The symptoms of potato scab are easy to see on the potato, but as said before, also easy to confuse with powdery scab.
Potato common scab
With Common scab, you will notice raised lesions on the skin, which have a cork-like texture.
As the disease progresses the corky area will become more raised and generally get darker and rougher.
Depending on the direction of the disease, these corky areas can end up covering the entire exterior of the potato by growing and merging together.
At times the potato will also show signs of craters and cracks that develop and dip into the skin of the potato.
These differences in symptoms will depend on how aggressive your particular strain of the disease is, the resistance of the potato, the amount of time of infection as well as favorability of the environmental conditions in your garden.
With Powdery Scab the marks on the potato are not raised and appear less aggressive than with common scab. The scab marks will not appear to be cork-like, and will usually have a thin flap of skin around the outside of the scab.
The differences in the two diseases, Potato scab and Powdery scab, are important to note as knowing your disease will make the fight against it much easier.
There are some big differences between the symptoms of the two diseases that make it easy to tell once the potatoes are harvested.
Potato scab will infect the roots and stolons of the plant, normally with star-shaped lesions and sunken centres.
However, powdery scab is different in that the stolons (part of the roots) may still be infected but will form galls (ball like formations) and the roots will have milky-white galls that are easy, and ugly, to see.
Powdery scab will also develop small pimple-like purple-brown swellings over the surface of the potato along with the scabs, and this will never be observed with potato scab.
The other major difference is that with powdery scab, the skin at the edges of the lesions will begin to loosen and form flaps.
In Potato scab, the lesions will all merge together instead of becoming loose.
Look out for powdery-looking centres to the sunken lesions that may develop on the potatoes as well, as this will be a dead giveaway for Powdery scab.
Treatment and management of potato scab
Although it can be quite difficult to get rid of, as Streptomyces scabies can live in the soil for many years without a host, there are some ways to lessen the likelihood of the disease becoming very prevalent in your garden.
Having an awareness of what you are planting and when will always be very helpful for diseases like this.
Use certified seed potatoes

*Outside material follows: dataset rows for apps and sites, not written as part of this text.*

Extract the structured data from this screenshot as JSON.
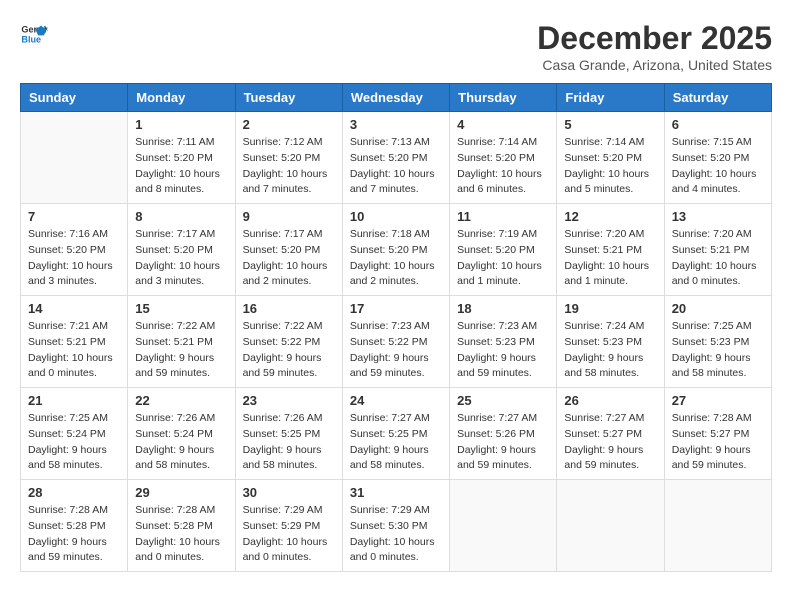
{
  "header": {
    "logo_line1": "General",
    "logo_line2": "Blue",
    "month_year": "December 2025",
    "location": "Casa Grande, Arizona, United States"
  },
  "days_of_week": [
    "Sunday",
    "Monday",
    "Tuesday",
    "Wednesday",
    "Thursday",
    "Friday",
    "Saturday"
  ],
  "weeks": [
    [
      {
        "day": "",
        "content": ""
      },
      {
        "day": "1",
        "content": "Sunrise: 7:11 AM\nSunset: 5:20 PM\nDaylight: 10 hours\nand 8 minutes."
      },
      {
        "day": "2",
        "content": "Sunrise: 7:12 AM\nSunset: 5:20 PM\nDaylight: 10 hours\nand 7 minutes."
      },
      {
        "day": "3",
        "content": "Sunrise: 7:13 AM\nSunset: 5:20 PM\nDaylight: 10 hours\nand 7 minutes."
      },
      {
        "day": "4",
        "content": "Sunrise: 7:14 AM\nSunset: 5:20 PM\nDaylight: 10 hours\nand 6 minutes."
      },
      {
        "day": "5",
        "content": "Sunrise: 7:14 AM\nSunset: 5:20 PM\nDaylight: 10 hours\nand 5 minutes."
      },
      {
        "day": "6",
        "content": "Sunrise: 7:15 AM\nSunset: 5:20 PM\nDaylight: 10 hours\nand 4 minutes."
      }
    ],
    [
      {
        "day": "7",
        "content": "Sunrise: 7:16 AM\nSunset: 5:20 PM\nDaylight: 10 hours\nand 3 minutes."
      },
      {
        "day": "8",
        "content": "Sunrise: 7:17 AM\nSunset: 5:20 PM\nDaylight: 10 hours\nand 3 minutes."
      },
      {
        "day": "9",
        "content": "Sunrise: 7:17 AM\nSunset: 5:20 PM\nDaylight: 10 hours\nand 2 minutes."
      },
      {
        "day": "10",
        "content": "Sunrise: 7:18 AM\nSunset: 5:20 PM\nDaylight: 10 hours\nand 2 minutes."
      },
      {
        "day": "11",
        "content": "Sunrise: 7:19 AM\nSunset: 5:20 PM\nDaylight: 10 hours\nand 1 minute."
      },
      {
        "day": "12",
        "content": "Sunrise: 7:20 AM\nSunset: 5:21 PM\nDaylight: 10 hours\nand 1 minute."
      },
      {
        "day": "13",
        "content": "Sunrise: 7:20 AM\nSunset: 5:21 PM\nDaylight: 10 hours\nand 0 minutes."
      }
    ],
    [
      {
        "day": "14",
        "content": "Sunrise: 7:21 AM\nSunset: 5:21 PM\nDaylight: 10 hours\nand 0 minutes."
      },
      {
        "day": "15",
        "content": "Sunrise: 7:22 AM\nSunset: 5:21 PM\nDaylight: 9 hours\nand 59 minutes."
      },
      {
        "day": "16",
        "content": "Sunrise: 7:22 AM\nSunset: 5:22 PM\nDaylight: 9 hours\nand 59 minutes."
      },
      {
        "day": "17",
        "content": "Sunrise: 7:23 AM\nSunset: 5:22 PM\nDaylight: 9 hours\nand 59 minutes."
      },
      {
        "day": "18",
        "content": "Sunrise: 7:23 AM\nSunset: 5:23 PM\nDaylight: 9 hours\nand 59 minutes."
      },
      {
        "day": "19",
        "content": "Sunrise: 7:24 AM\nSunset: 5:23 PM\nDaylight: 9 hours\nand 58 minutes."
      },
      {
        "day": "20",
        "content": "Sunrise: 7:25 AM\nSunset: 5:23 PM\nDaylight: 9 hours\nand 58 minutes."
      }
    ],
    [
      {
        "day": "21",
        "content": "Sunrise: 7:25 AM\nSunset: 5:24 PM\nDaylight: 9 hours\nand 58 minutes."
      },
      {
        "day": "22",
        "content": "Sunrise: 7:26 AM\nSunset: 5:24 PM\nDaylight: 9 hours\nand 58 minutes."
      },
      {
        "day": "23",
        "content": "Sunrise: 7:26 AM\nSunset: 5:25 PM\nDaylight: 9 hours\nand 58 minutes."
      },
      {
        "day": "24",
        "content": "Sunrise: 7:27 AM\nSunset: 5:25 PM\nDaylight: 9 hours\nand 58 minutes."
      },
      {
        "day": "25",
        "content": "Sunrise: 7:27 AM\nSunset: 5:26 PM\nDaylight: 9 hours\nand 59 minutes."
      },
      {
        "day": "26",
        "content": "Sunrise: 7:27 AM\nSunset: 5:27 PM\nDaylight: 9 hours\nand 59 minutes."
      },
      {
        "day": "27",
        "content": "Sunrise: 7:28 AM\nSunset: 5:27 PM\nDaylight: 9 hours\nand 59 minutes."
      }
    ],
    [
      {
        "day": "28",
        "content": "Sunrise: 7:28 AM\nSunset: 5:28 PM\nDaylight: 9 hours\nand 59 minutes."
      },
      {
        "day": "29",
        "content": "Sunrise: 7:28 AM\nSunset: 5:28 PM\nDaylight: 10 hours\nand 0 minutes."
      },
      {
        "day": "30",
        "content": "Sunrise: 7:29 AM\nSunset: 5:29 PM\nDaylight: 10 hours\nand 0 minutes."
      },
      {
        "day": "31",
        "content": "Sunrise: 7:29 AM\nSunset: 5:30 PM\nDaylight: 10 hours\nand 0 minutes."
      },
      {
        "day": "",
        "content": ""
      },
      {
        "day": "",
        "content": ""
      },
      {
        "day": "",
        "content": ""
      }
    ]
  ]
}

Check that the seed potatoes that you are planting are certified or you can plant scab-resistant varieties also.
This will give you a one-up before the disease even has a chance.
Have a good rotation
Also, keep your garden on a rotating schedule to decrease the build-up and aggressiveness of the disease.
It is important to keep in mind the other root crops that are easily infected by this disease as well and keep them out of the rotation on that part of your garden along with the potatoes.
Till cover crops in well
When considering your schedule, also know that planting a cover crop, for example alfalfa or canola, and tilling it in before planting the root crop has also been shown to greatly decrease the amount of infection.
Environment – correcting the pH
Favorability of environmental conditions was talked about briefly earlier in the article and when considering these, you should do your best to make your environment as unfavorable as possible.
The bacteria thrives in dry, alkaline soils and will be much less prevalent if the soil pH is lowered below 5.2 by adding products like elemental sulfur.
Avoid very dry conditions
Common scab is harder to manage when the soil is too dry, so closely monitor the moisture in the soil. Ensure the soil does not dry out completely for about 2-6 weeks during the early stages of growth to greatly reduce the aggressiveness of the disease.
You can help to ensure your soil keeps its moisture by tilling it to a very fine tilth. Large untilled clumps of soil in the drill will dry out much quicker than finely-tilled soil.
There you have it, now you know what potato scab is, where to look for it and what to do with it if it does become a presence in your garden.